(EXTRACTED RECORDS begins)

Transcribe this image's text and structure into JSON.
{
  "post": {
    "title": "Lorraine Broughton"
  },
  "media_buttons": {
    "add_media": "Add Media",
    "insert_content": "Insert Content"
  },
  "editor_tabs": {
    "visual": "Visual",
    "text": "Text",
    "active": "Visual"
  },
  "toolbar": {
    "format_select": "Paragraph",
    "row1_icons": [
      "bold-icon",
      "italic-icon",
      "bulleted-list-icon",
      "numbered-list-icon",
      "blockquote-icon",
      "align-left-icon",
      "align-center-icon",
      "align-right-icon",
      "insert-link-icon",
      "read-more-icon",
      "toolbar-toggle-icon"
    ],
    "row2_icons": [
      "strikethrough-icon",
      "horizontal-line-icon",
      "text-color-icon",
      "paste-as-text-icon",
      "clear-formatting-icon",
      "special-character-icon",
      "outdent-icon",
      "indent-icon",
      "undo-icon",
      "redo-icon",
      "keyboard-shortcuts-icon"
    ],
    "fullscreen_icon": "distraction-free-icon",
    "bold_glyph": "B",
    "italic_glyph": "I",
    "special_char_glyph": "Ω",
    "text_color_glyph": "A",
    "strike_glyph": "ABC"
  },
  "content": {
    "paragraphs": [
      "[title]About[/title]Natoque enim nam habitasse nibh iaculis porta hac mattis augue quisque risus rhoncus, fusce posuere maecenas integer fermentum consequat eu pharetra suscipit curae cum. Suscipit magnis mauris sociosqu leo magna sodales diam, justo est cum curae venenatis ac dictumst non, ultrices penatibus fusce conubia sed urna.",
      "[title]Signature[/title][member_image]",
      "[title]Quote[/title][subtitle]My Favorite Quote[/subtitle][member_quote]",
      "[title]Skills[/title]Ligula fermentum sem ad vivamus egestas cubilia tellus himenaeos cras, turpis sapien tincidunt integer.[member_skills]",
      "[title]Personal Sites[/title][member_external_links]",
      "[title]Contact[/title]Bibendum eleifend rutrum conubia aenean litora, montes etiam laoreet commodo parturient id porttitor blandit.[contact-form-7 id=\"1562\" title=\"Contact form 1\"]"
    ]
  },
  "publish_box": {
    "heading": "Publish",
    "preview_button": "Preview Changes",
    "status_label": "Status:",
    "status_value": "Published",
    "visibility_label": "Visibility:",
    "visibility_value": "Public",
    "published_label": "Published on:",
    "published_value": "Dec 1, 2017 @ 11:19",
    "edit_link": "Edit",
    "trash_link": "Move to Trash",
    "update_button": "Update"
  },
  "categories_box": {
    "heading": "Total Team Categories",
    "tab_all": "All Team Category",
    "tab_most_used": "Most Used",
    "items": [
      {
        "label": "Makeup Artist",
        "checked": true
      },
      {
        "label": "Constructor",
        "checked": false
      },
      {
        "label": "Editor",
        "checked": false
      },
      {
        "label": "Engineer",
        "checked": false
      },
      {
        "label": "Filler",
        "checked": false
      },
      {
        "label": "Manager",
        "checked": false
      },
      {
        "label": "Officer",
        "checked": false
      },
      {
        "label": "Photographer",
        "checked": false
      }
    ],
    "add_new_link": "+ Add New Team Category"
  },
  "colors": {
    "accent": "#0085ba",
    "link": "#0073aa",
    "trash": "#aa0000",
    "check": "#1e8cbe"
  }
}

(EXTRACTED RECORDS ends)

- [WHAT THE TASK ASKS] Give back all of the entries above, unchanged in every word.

- [EXERCISE ANSWER]
Transcribe this image's text and structure into JSON.
{
  "post": {
    "title": "Lorraine Broughton"
  },
  "media_buttons": {
    "add_media": "Add Media",
    "insert_content": "Insert Content"
  },
  "editor_tabs": {
    "visual": "Visual",
    "text": "Text",
    "active": "Visual"
  },
  "toolbar": {
    "format_select": "Paragraph",
    "row1_icons": [
      "bold-icon",
      "italic-icon",
      "bulleted-list-icon",
      "numbered-list-icon",
      "blockquote-icon",
      "align-left-icon",
      "align-center-icon",
      "align-right-icon",
      "insert-link-icon",
      "read-more-icon",
      "toolbar-toggle-icon"
    ],
    "row2_icons": [
      "strikethrough-icon",
      "horizontal-line-icon",
      "text-color-icon",
      "paste-as-text-icon",
      "clear-formatting-icon",
      "special-character-icon",
      "outdent-icon",
      "indent-icon",
      "undo-icon",
      "redo-icon",
      "keyboard-shortcuts-icon"
    ],
    "fullscreen_icon": "distraction-free-icon",
    "bold_glyph": "B",
    "italic_glyph": "I",
    "special_char_glyph": "Ω",
    "text_color_glyph": "A",
    "strike_glyph": "ABC"
  },
  "content": {
    "paragraphs": [
      "[title]About[/title]Natoque enim nam habitasse nibh iaculis porta hac mattis augue quisque risus rhoncus, fusce posuere maecenas integer fermentum consequat eu pharetra suscipit curae cum. Suscipit magnis mauris sociosqu leo magna sodales diam, justo est cum curae venenatis ac dictumst non, ultrices penatibus fusce conubia sed urna.",
      "[title]Signature[/title][member_image]",
      "[title]Quote[/title][subtitle]My Favorite Quote[/subtitle][member_quote]",
      "[title]Skills[/title]Ligula fermentum sem ad vivamus egestas cubilia tellus himenaeos cras, turpis sapien tincidunt integer.[member_skills]",
      "[title]Personal Sites[/title][member_external_links]",
      "[title]Contact[/title]Bibendum eleifend rutrum conubia aenean litora, montes etiam laoreet commodo parturient id porttitor blandit.[contact-form-7 id=\"1562\" title=\"Contact form 1\"]"
    ]
  },
  "publish_box": {
    "heading": "Publish",
    "preview_button": "Preview Changes",
    "status_label": "Status:",
    "status_value": "Published",
    "visibility_label": "Visibility:",
    "visibility_value": "Public",
    "published_label": "Published on:",
    "published_value": "Dec 1, 2017 @ 11:19",
    "edit_link": "Edit",
    "trash_link": "Move to Trash",
    "update_button": "Update"
  },
  "categories_box": {
    "heading": "Total Team Categories",
    "tab_all": "All Team Category",
    "tab_most_used": "Most Used",
    "items": [
      {
        "label": "Makeup Artist",
        "checked": true
      },
      {
        "label": "Constructor",
        "checked": false
      },
      {
        "label": "Editor",
        "checked": false
      },
      {
        "label": "Engineer",
        "checked": false
      },
      {
        "label": "Filler",
        "checked": false
      },
      {
        "label": "Manager",
        "checked": false
      },
      {
        "label": "Officer",
        "checked": false
      },
      {
        "label": "Photographer",
        "checked": false
      }
    ],
    "add_new_link": "+ Add New Team Category"
  },
  "colors": {
    "accent": "#0085ba",
    "link": "#0073aa",
    "trash": "#aa0000",
    "check": "#1e8cbe"
  }
}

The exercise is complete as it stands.